You can also work in a spa, which is usually a very peaceful, soothing environment. Dim lights, soft music, calming aromatherapy, and plenty of quiet tend to characterize a spa setting. And the experience of receiving a massage is so pleasant that people will generally be happy to see you and easy to please.
Activities that may reduce your anxiety, such as listening to quiet music,working with your hands, and taking slow, deep breaths fit right into this job and add to the soothing mood you’ll want to create for your clients.
Environments you might want to stay away from include chiropractor’s offices or other medical settings, where there’s more light, sound, and bustle, and you’ll likely be expected to hurry from one appointment to the next, usually seeing multiple clients in an hour.
But if you choose the right environment and schedule for you, and you enjoy helping people one at a time, this could be among the more pleasant jobs for introverts with anxiety.
4. Keeper of the natural world
Okay, so that’s not an actual job title, but it was hard to narrow it down to just one. Many kinds of jobs where you can work outside, spending more time with plants or animals than with people, can be excellent jobs for introverts with anxiety.
If you enjoy being outside and working with plants or landscape settings, then jobs like groundskeeper, gardener, landscape designer, landscape architect, and park ranger may be a good fit.
If you feel chill around animals, then jobs like pet sitting, dog walking, dog training, and remote pet grooming may be for you. Many of these also allow you to be outside, work for yourself, and set your own schedule.
You can even combine the previous item with this one and become a massage therapist for pets -- yes, that’s a thing. One caveat is that you will have to deal with the pets’ owners as well, so you’ll have to take that into consideration.
If you enjoy plants or animals and being able to work outside in the fresh air instead of being confined to a stuffy office all day, one of these options may be right for you.
While this creative Introvert nearly goes into a full panic attack just thinking about working with numbers all day, it seems that some people find them soothing. For one thing, numbers are predictable and unemotional, which can keep from adding to your anxiety.
And most importantly as a job for introverts with anxiety, you can do much of your work alone, whether in a traditional office setting, working remotely, or possibly even as a freelancer or business owner.
Again, you’ll want to consider the demands of the particular kind of services you provide, and the environment you’ll be working in. It may be best to work in a small office rather than a large, fast-paced firm.
Working on your own as, say, a tax preparer or freelance bookkeeper, are options that could allow you a flexible schedule and the ability to work from home. You will have to think about how you’ll deal with anxious or angry clients who may take their feelings about paying taxes out on you.
But, you’ll have the option to choose the right part of this field for your needs and talents, and you can likely spend more of your day with spreadsheets and calculators than with people.
Numbers are quiet, and they won’t ask why you’re taking a break to take care of your physical and mental health needs.
There are a variety of jobs for Introverts with anxiety that allow you to use your talents, accommodate your personality preferences, and meet your health needs.
Many of these jobs can be done in an office, remotely, or as a freelancer.

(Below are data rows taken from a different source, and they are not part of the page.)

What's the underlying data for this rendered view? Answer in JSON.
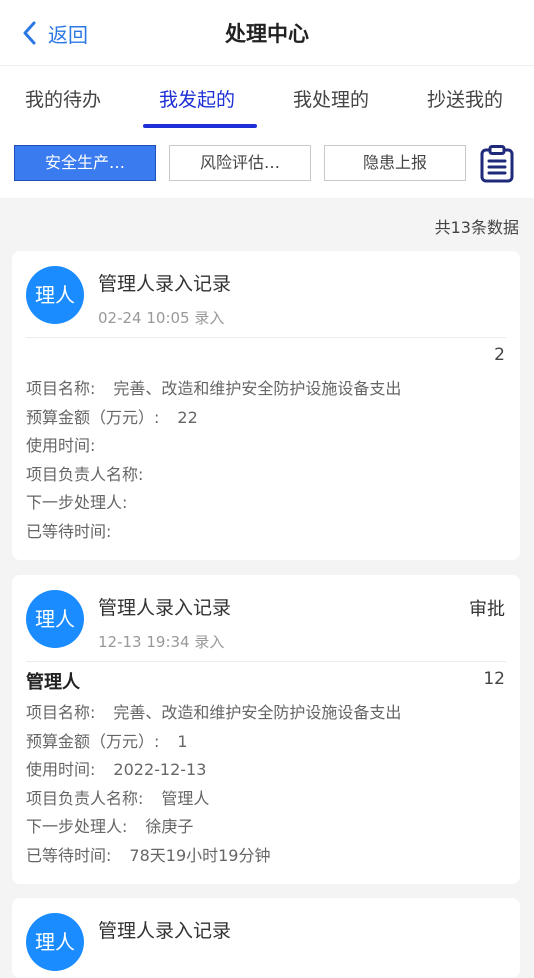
{
  "header": {
    "back_label": "返回",
    "title": "处理中心"
  },
  "tabs": [
    {
      "label": "我的待办",
      "active": false
    },
    {
      "label": "我发起的",
      "active": true
    },
    {
      "label": "我处理的",
      "active": false
    },
    {
      "label": "抄送我的",
      "active": false
    }
  ],
  "filters": [
    {
      "label": "安全生产…",
      "active": true
    },
    {
      "label": "风险评估…",
      "active": false
    },
    {
      "label": "隐患上报",
      "active": false
    }
  ],
  "count_text": "共13条数据",
  "colors": {
    "accent": "#1d2fd6",
    "avatar": "#1a8cff",
    "filter_active": "#3a7bef"
  },
  "cards": [
    {
      "avatar": "理人",
      "title": "管理人录入记录",
      "time": "02-24 10:05 录入",
      "action": "",
      "name": "",
      "number": "2",
      "fields": [
        {
          "label": "项目名称:",
          "value": "完善、改造和维护安全防护设施设备支出"
        },
        {
          "label": "预算金额（万元）:",
          "value": "22"
        },
        {
          "label": "使用时间:",
          "value": ""
        },
        {
          "label": "项目负责人名称:",
          "value": ""
        },
        {
          "label": "下一步处理人:",
          "value": ""
        },
        {
          "label": "已等待时间:",
          "value": ""
        }
      ]
    },
    {
      "avatar": "理人",
      "title": "管理人录入记录",
      "time": "12-13 19:34 录入",
      "action": "审批",
      "name": "管理人",
      "number": "12",
      "fields": [
        {
          "label": "项目名称:",
          "value": "完善、改造和维护安全防护设施设备支出"
        },
        {
          "label": "预算金额（万元）:",
          "value": "1"
        },
        {
          "label": "使用时间:",
          "value": "2022-12-13"
        },
        {
          "label": "项目负责人名称:",
          "value": "管理人"
        },
        {
          "label": "下一步处理人:",
          "value": "徐庚子"
        },
        {
          "label": "已等待时间:",
          "value": "78天19小时19分钟"
        }
      ]
    },
    {
      "avatar": "理人",
      "title": "管理人录入记录"
    }
  ]
}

Some can even be done outside, where there's literally more space to breathe. You’ll just need to choose the type of work that feels right for you, and be mindful of the environment you do it in.
Your ability to work alone, concentrate deeply, and be self-motivated are all assets that can allow you and your career to thrive.
John Tobinski (not verified) says...
Not a very thorough article on jobs for introverts.